“This work was never ‘inevitable’ or ‘expected’; it was the product of bravery, tenacity, and a lot of hard work by many people and organisations to solve seemingly intractable social, economic, and environmental issues.”

Looking back from 2019, we have the vantage point of realising that what has happened in Preston can and should be dubbed “common sense economics” because that is exactly what it is. Yet it is worth remembering that the decision to launch this scheme of work in 2011 was a brave and courageous one: few at the time had heard of community wealth building, and fewer still were willing to use local power to confront market liberalism, wealth extractivism and fossil capitalism. There was no knowing in 2011 that Preston would be the first in what is now a tidal wave of progressive municipal innovation across all four countries of the UK, nor indeed that this work would be known as the ‘rock star’ of local economics. This work was never ‘inevitable’ or ‘expected’; it was the product of bravery, tenacity, and a lot of hard work by many people and organisations to solve seemingly intractable social, economic, and environmental issues.
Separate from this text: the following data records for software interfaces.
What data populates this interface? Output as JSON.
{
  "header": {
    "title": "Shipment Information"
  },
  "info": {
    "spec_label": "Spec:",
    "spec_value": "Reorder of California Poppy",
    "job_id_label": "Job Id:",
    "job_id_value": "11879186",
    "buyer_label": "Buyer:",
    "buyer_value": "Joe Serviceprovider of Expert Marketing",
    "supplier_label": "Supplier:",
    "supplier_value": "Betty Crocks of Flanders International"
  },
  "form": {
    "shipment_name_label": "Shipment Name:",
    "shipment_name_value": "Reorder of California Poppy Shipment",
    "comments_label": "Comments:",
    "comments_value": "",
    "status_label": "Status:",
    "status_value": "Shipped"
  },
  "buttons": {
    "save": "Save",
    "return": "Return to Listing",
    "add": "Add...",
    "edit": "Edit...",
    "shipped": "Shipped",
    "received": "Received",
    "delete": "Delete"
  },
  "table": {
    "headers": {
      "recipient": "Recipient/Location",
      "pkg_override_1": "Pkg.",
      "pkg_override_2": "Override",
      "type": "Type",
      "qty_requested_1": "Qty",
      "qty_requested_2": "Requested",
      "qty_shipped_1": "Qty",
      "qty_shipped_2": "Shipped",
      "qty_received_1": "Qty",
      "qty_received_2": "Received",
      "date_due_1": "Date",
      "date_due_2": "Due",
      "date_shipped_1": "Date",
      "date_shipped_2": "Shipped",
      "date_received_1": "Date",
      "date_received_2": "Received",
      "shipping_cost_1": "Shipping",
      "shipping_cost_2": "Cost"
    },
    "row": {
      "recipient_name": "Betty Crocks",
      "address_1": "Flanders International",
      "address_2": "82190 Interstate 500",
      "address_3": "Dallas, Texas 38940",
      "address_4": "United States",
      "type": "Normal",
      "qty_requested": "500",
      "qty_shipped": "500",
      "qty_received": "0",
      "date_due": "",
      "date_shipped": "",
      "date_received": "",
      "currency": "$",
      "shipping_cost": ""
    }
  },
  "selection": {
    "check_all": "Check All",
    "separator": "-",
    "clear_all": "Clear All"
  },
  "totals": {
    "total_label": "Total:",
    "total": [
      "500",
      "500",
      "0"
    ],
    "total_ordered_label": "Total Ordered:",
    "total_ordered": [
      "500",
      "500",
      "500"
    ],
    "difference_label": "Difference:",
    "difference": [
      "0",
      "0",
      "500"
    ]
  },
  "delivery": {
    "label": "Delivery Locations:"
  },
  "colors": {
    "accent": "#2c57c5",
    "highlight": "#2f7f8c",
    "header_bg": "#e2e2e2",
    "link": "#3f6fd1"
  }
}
This restlessness must motivate us going forward. What has happened in Preston is only the start of a wider process of transformation in how we develop our local economies. In our publication, we outline how to deepen this progressive activity in Preston, ranging from nurturing strong anchor institution relationships, to cultivating a plurality of local providers. Community wealth building is a growing and hungry movement, but we cannot rest until it becomes the ‘new normal’, providing social justice and good economies for all in every place, everywhere. The goal must be for every locality to find their own ‘model’ based on bespoke local factors, using Preston as an inspiration rather than something to copy and paste.  We have no doubt that Preston will always remain an inspiration for this movement as it continues to grow and reshape our economy.

Read the publication here →